One click only, please!

Pay with Apple Pay or Google Pay:

Noozhawk partners with Stripe to provide secure invoicing and payments processing.
You may cancel your membership at any time by sending an email to .(JavaScript must be enabled to view this email address).

  • Ask
  • Vote
  • Investigate
  • Answer

Noozhawk Asks: What’s Your Question?

Welcome to Noozhawk Asks, a new feature in which you ask the questions, you help decide what Noozhawk investigates, and you work with us to find the answers.

Here’s how it works: You share your questions with us in the nearby box. In some cases, we may work with you to find the answers. In others, we may ask you to vote on your top choices to help us narrow the scope. And we’ll be regularly asking you for your feedback on a specific issue or topic.

We also expect to work together with the reader who asked the winning questions to find the answer together. Noozhawk’s objective is to come at questions from a place of curiosity and openness, and we believe a transparent collaboration is the key to achieve it.

The results of our investigation will be published here in this Noozhawk Asks section. Once or twice a month, we plan to do a review of what was asked and answered.

Thanks for asking!

Click Here to Get Started >

Reader Comments

Noozhawk is no longer accepting reader comments on our articles. Click here for the announcement. Readers are instead invited to submit letters to the editor by emailing them to [email protected]. Please provide your full name and community, as well as contact information for verification purposes only.

Daily Noozhawk

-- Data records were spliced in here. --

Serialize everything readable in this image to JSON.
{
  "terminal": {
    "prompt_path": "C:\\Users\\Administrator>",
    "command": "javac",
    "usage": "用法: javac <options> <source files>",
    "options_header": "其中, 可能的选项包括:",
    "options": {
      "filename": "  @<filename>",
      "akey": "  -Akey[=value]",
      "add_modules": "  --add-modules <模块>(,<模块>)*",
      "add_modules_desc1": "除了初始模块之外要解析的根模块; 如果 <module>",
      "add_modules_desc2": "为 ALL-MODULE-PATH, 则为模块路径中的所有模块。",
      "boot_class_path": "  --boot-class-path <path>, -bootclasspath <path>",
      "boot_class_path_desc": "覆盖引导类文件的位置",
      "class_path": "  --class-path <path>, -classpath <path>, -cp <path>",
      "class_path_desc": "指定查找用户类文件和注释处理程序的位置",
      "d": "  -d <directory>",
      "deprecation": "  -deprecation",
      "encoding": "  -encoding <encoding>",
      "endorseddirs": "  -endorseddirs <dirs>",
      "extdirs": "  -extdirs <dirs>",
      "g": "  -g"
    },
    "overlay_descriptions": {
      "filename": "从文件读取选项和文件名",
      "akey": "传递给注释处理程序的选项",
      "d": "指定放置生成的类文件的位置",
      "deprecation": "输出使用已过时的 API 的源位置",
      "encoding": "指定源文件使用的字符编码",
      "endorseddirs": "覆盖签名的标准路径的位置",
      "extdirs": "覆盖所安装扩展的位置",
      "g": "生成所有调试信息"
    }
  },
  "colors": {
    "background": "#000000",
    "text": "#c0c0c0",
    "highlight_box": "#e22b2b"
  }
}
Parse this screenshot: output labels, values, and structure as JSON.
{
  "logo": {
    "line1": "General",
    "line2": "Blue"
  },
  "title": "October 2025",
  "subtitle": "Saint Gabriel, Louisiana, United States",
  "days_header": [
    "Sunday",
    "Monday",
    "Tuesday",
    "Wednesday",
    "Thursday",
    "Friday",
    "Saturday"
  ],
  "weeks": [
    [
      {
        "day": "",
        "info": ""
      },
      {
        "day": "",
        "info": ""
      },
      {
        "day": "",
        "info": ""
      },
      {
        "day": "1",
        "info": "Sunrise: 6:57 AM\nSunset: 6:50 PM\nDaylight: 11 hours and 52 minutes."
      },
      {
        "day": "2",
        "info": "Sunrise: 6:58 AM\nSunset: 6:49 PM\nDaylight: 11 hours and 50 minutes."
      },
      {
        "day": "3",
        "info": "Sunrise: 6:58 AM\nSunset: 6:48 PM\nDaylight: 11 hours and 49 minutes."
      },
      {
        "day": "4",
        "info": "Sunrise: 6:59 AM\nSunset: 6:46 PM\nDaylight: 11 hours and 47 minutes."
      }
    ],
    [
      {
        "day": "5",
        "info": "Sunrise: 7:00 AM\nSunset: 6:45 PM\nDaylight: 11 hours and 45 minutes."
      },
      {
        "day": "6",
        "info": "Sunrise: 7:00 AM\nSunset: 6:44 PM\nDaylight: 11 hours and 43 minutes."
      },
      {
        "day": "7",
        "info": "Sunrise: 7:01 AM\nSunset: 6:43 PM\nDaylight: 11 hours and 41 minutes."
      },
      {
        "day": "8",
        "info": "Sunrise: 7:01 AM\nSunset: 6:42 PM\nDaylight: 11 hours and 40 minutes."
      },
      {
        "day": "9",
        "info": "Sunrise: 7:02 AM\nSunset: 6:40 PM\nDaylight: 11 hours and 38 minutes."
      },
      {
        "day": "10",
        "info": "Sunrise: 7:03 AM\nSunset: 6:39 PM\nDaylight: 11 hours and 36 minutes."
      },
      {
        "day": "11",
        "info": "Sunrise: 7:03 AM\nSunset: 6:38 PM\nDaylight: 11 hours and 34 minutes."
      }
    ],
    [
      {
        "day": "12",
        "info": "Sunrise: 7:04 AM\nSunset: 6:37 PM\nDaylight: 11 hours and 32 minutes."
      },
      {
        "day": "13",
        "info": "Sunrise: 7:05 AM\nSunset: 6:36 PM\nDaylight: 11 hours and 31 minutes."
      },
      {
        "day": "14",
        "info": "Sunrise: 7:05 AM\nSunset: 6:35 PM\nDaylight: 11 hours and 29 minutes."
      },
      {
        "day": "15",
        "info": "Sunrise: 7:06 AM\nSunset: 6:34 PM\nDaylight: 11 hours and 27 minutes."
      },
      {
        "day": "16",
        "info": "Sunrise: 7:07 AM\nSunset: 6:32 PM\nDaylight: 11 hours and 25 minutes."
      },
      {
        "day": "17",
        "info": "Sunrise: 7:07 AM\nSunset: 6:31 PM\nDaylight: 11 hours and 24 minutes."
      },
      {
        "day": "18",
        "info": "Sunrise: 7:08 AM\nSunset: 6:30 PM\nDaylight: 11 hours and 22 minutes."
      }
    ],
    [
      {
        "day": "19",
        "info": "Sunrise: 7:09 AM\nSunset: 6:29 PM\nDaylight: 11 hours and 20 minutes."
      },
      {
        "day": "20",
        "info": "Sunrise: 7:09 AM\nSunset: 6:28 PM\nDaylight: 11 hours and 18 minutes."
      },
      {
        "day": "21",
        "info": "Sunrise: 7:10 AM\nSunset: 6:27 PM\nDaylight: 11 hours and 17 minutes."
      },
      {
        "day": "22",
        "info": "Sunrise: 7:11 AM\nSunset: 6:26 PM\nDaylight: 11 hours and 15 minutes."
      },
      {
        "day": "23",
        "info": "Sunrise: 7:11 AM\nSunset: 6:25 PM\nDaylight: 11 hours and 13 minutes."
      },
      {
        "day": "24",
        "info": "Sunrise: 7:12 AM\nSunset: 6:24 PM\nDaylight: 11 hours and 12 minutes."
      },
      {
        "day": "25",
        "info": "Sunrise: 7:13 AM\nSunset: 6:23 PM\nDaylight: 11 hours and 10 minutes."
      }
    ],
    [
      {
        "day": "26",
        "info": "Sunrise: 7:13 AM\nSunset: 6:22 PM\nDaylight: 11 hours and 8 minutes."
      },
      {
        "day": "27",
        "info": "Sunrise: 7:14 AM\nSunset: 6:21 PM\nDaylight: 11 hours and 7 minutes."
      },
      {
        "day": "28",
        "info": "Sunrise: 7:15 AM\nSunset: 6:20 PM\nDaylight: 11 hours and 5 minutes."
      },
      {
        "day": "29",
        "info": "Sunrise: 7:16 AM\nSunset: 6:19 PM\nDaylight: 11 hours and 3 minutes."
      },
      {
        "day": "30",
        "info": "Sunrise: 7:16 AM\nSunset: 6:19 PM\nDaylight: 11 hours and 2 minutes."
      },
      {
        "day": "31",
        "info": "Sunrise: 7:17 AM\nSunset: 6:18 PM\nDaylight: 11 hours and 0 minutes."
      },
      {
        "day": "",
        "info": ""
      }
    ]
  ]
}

Subscribe to Noozhawk's A.M. Report, our free e-Bulletin sent out every day at 4:15 a.m. with Noozhawk's top stories, hand-picked by the editors.

Sign Up Now >